BACON I like to know, but it doesn't always happen. On I Love Dick, I had the pilot, and he was a certain kind of guy. He's a little bit misogynistic and he's dismissive of this woman, and she looks at him as an icon and as an object. He's very objectified. I told Jill Soloway, who along with Sarah Gubbins created it, "You know, I really, really love this pilot. The character's great. He's hilarious. But I hope that we can see a real man eventually." And I didn't have anything other than trust that they were going to get it there.
MACY That's TV, man.
BACON And I was so happy because in [episodes] six, seven and eight, you do start to see something about this guy, the layers. And I was like, "Thank you, thank you, thank you."
DANSON I sometimes find it comforting to not necessarily know.
DANSON I did Damages, where I'm a sociopath, and they were so scrambling with the writing that you never got the entire script in time. You'd play a scene where you were being really sweet to this little boy and then you'd shoot a scene a week later where right before that, you actually have killed his mother. So you're the perfect sociopath, but not because I acted it — because I had no idea.

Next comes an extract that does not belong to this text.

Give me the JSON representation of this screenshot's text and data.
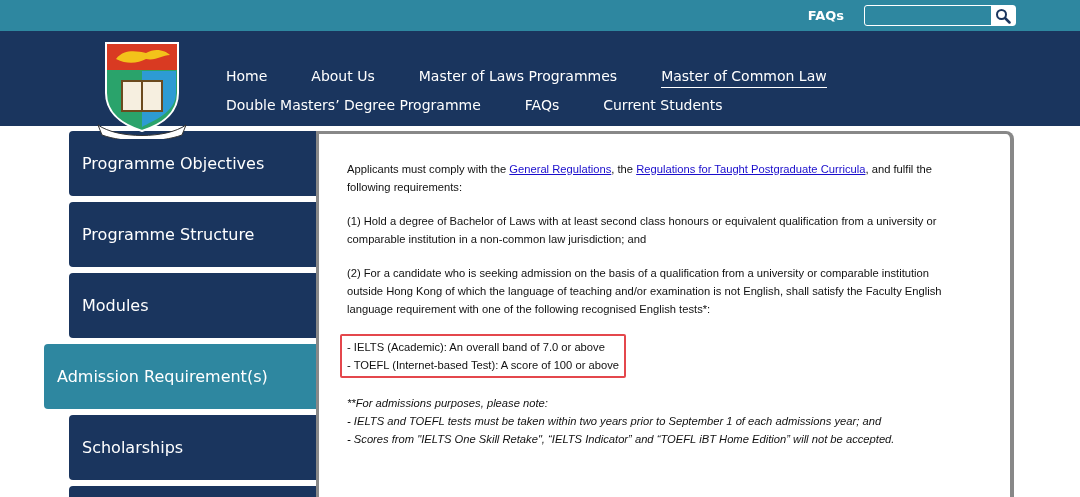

MACY [On Shameless,] you could go get the basic idea of the season if you asked. You'd go out to lunch with [producer] John Wells, and he'd tell you where it was going to go. But the past two seasons, I haven't asked. I like not knowing where it's going because of that very thing: You play it for what it is. The arc of the piece, I don't know if that's an actor's job. It's more a director's job.
I want to flip the script on a question we typically ask women: What's the most sexist thing that's happened to you in Hollywood?
BACON I've got one. I think this qualifies as sexist. I'll let women decide that because I think that's something that women understand a lot better than men do, let's face it. I was up for a little film called Footloose. The head of the studio was a woman. And the director and the producer wanted me for the part and she said, "I don't want him. He's not f—able."
NANJIANI First of all, so wrong. (Laughter.) Who has ever been more f—able than Kevin Bacon?
BACON What can I tell you? I wasn't her taste.
ANDERSON Hey, were you f—able after the movie?
BACON As it turned out … (Anderson fist-bumps Bacon.)
DANSON I don't know if this is sexism or ageism, but around the set, we all make jokes. If it's a good set and it's friends, men and women are just raunchy. It's not the sexism thing where you're offending people, they're doing it back and all that. I've noticed that what I used to be able to say and everybody would go, "Oh Ted," is now, "Eww." Age. All of a sudden, those jokes are no longer appropriate.
HENRY You became that guy, just like that.
DANSON It's like, ew, dirty old man.
BACON Do either of these qualify as sexist? I don't know.
DANSON The fact that we're having a hard time thinking of a sexist moment, that is the whole conversation. That is sexism right there.
What was the most amusing or simply horrifying feedback you've received when going up for a part?
BACON I was up for a movie with Franco Zeffirelli directing. My agent called me, "You didn't get it." "Really?" "Yeah, you got really, really close." "OK. Oh well, shit." Hung up. Then I call him back. "Can you tell me why? I really felt good about the audition." "Franco didn't like your nose."
HENRY Get the prosthetic out.
NANJIANI I heard, "They decided to go in a more all-American direction."
NANJIANI And then they cast an Australian guy.
ANDERSON I was actually told I wasn't funny enough for something. And they went and gave it to literally a motherf—er who wasn't funny at all. I can't even remember what it was, but I remember watching the flick.
NANJIANI Oh, do you watch stuff you don't get?
Do you, Kumail?
NANJIANI I usually don't, and I've had good luck in that a lot of the things I really wanted that I didn't get turned out to be really bad.
HENRY Don't you love that shit?
NANJIANI Oh, I root against them. "I hope this sucks." (Laughs.)
MACY If I didn't watch the stuff I don't get, I couldn't watch anything.
This story first appeared in the May 24 issue of The Hollywood Reporter magazine. To receive the magazine, click here to subscribe.